Make way, not war
Senior Chinese central bank official warns against tit-for-tat currency devaluations, calling on G20 nations to work together on the issue
China's foreign-exchange regulator urged Group of 20 nations to improve collaboration to avoid any so-called currency wars while signalling he is comfortable with the value of the yuan.
On a global level, there needs to be "better communication and co-ordination" on foreign exchange among the G20, Yi Gang, who is also a deputy governor of China's central bank, said at the World Economic Forum's annual meeting in Davos, Switzerland on the weekend.
"Right now, it is pretty much close to the equilibrium level," he said, referring to the Chinese currency's exchange rate.
Japanese Economy Minister Akira Amari said his nation aimed to defeat deflation rather than weaken the yen, after Prime Minister Shinzo Abe's push for laxer monetary policy sparked a slide in the currency. His comments on Saturday followed a week in which German and Canadian policymakers joined a worldwide chorus highlighting a recent plunge in the yen as a worry.
"A currency war, a series of tit-for-tat competitive devaluations, would trigger trade protection measures that would damage global trade and therefore growth globally," said Louis Kuijs, the chief China economist at Royal Bank of Scotland in Hong Kong who previously worked for the World Bank. "That would not be good for any country with a stake in the global economy."
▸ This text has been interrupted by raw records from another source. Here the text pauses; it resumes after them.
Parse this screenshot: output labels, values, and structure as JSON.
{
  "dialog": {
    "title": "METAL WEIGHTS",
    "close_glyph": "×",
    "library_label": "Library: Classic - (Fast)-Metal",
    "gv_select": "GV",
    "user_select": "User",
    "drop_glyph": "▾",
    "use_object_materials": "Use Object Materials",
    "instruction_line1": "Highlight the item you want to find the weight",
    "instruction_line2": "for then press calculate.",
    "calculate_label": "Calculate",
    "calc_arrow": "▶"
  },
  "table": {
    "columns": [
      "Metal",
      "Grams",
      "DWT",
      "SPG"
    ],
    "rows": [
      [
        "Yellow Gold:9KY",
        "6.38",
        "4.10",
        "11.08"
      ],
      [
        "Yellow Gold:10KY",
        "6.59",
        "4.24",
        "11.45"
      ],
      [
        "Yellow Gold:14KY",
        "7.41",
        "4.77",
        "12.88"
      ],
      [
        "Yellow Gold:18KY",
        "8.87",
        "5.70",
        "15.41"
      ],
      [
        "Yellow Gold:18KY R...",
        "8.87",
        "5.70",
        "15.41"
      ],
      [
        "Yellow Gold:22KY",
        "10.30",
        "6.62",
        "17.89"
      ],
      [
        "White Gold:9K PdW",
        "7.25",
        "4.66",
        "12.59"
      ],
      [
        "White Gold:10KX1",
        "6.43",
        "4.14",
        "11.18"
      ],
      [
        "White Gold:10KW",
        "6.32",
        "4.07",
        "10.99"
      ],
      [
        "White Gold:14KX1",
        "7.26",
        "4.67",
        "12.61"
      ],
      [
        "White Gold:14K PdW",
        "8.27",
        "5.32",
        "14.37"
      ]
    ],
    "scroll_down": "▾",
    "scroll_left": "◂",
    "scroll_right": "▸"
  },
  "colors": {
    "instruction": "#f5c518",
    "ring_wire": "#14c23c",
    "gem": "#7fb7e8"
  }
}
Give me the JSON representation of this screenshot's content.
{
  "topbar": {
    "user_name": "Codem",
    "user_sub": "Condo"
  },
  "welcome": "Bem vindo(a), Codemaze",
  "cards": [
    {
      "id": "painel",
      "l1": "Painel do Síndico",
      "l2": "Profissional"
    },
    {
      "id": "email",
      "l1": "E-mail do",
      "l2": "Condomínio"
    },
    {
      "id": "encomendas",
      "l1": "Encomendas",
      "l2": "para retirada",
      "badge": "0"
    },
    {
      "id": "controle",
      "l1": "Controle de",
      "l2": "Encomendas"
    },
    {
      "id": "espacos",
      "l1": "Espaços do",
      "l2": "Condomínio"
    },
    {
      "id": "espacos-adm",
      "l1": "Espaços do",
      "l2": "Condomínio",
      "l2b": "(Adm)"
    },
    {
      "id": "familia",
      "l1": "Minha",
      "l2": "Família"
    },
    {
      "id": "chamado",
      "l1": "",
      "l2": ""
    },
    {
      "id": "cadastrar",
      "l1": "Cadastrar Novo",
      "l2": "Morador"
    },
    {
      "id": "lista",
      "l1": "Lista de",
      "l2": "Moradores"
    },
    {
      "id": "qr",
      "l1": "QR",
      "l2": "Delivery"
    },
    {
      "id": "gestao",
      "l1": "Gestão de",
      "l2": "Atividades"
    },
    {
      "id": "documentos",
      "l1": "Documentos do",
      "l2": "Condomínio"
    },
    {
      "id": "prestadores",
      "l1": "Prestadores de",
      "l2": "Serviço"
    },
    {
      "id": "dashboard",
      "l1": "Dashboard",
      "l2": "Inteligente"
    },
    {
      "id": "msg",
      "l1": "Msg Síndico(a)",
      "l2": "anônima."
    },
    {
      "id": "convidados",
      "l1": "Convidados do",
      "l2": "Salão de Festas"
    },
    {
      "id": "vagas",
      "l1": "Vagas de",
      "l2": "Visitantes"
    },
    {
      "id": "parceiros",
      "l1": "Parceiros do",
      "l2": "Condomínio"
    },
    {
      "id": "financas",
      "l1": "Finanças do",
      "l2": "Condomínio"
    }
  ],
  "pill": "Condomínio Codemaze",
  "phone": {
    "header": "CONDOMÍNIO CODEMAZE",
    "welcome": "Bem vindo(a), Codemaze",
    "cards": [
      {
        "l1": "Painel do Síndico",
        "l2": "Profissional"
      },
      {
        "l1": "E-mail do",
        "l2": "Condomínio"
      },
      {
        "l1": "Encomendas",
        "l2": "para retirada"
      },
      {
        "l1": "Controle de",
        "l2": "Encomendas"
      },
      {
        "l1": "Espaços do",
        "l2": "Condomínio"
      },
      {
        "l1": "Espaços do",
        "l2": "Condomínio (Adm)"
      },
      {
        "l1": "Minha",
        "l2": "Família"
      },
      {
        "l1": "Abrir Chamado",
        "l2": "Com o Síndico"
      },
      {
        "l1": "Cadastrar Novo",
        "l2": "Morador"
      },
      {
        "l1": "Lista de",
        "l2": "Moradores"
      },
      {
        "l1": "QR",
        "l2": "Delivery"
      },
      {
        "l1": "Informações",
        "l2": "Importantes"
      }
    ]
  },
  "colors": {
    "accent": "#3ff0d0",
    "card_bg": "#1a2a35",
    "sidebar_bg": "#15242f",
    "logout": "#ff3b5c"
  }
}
The yuan was still "somewhat below 'fair value'", Kuijs wrote in a note on Friday. He estimated that its nominal effective exchange rate, the relative value of the yuan compared with other major currencies, appreciated 2.5 per cent between the end of September and January 23.
Criticism over China's exchange-rate system has abated in recent months. Lawrence Summers, the former top economic adviser to US President Barack Obama, said earlier this month that the yuan was no longer as undervalued as it was five years ago. The currency, which has strengthened about 17 per cent against the dollar since the end of 2007, rose 1 per cent last year, the least in three years.
The People's Bank of China on Friday set the daily yuan fixing at the lowest level to the dollar since January 9, spurring speculation the central bank is seeking to cap gains as a slide in the yen makes Japanese exports more competitive. China's new leadership, headed by Xi Jinping, is seeking to support a recovery in the world's second-biggest economy without triggering inflation and a surge in banks' bad debts. Gross domestic product increased 7.9 per cent in the fourth quarter from a year earlier, the first acceleration in two years.
Industrial companies' profits rose in December for a fourth month, a statistics bureau report showed, adding to signs the country's rebound is gaining momentum. Net income increased 17.3 per cent from a year earlier to 895 billion yuan (HK$1.1 trillion) after a 22.8 per cent jump in November. Earnings for the full year gained 5.3 per cent, down from a 25.4 per cent pace in 2011.
Yi, who heads the State Administration of Foreign Exchange (Safe), said he was concerned about the potential fallout from expanded asset-purchases programmes and near-zero interest rates in the world's advanced economies.
"Quantitative easing for developed economies is generating some uncertainties in financial markets in terms of capital flows," said Yi, who is also head of China's foreign-exchange regulator. "Competitive devaluation is one aspect of it. If everyone is doing super QE, which currency will depreciate?" Safe warned last week that China would see fresh speculative inflows of money after the US and Japanese central banks said they would pump more funds into their financial systems.
"The policies in major economies of monetary easing and low interest rates will boost global liquidity, increase risk preferences in the market and drive speculative funds into China," the regulator said.
China's economy expanded 7.8 per cent last year, the least since 1999, and that compared with an average annual increase of more than 10 per cent over the past two decades. Policymakers have signalled a tolerance for slower growth as they seek to shift to a consumer-driven economy and away from a reliance on exports and investment that's led to environmental degradation, industrial overcapacity and social unrest.
Yi said at Davos that "for the foreseeable future probably we still have the potential of 7 to 8 per cent growth" that would be mainly be led by domestic demand "as people's income continues to increase".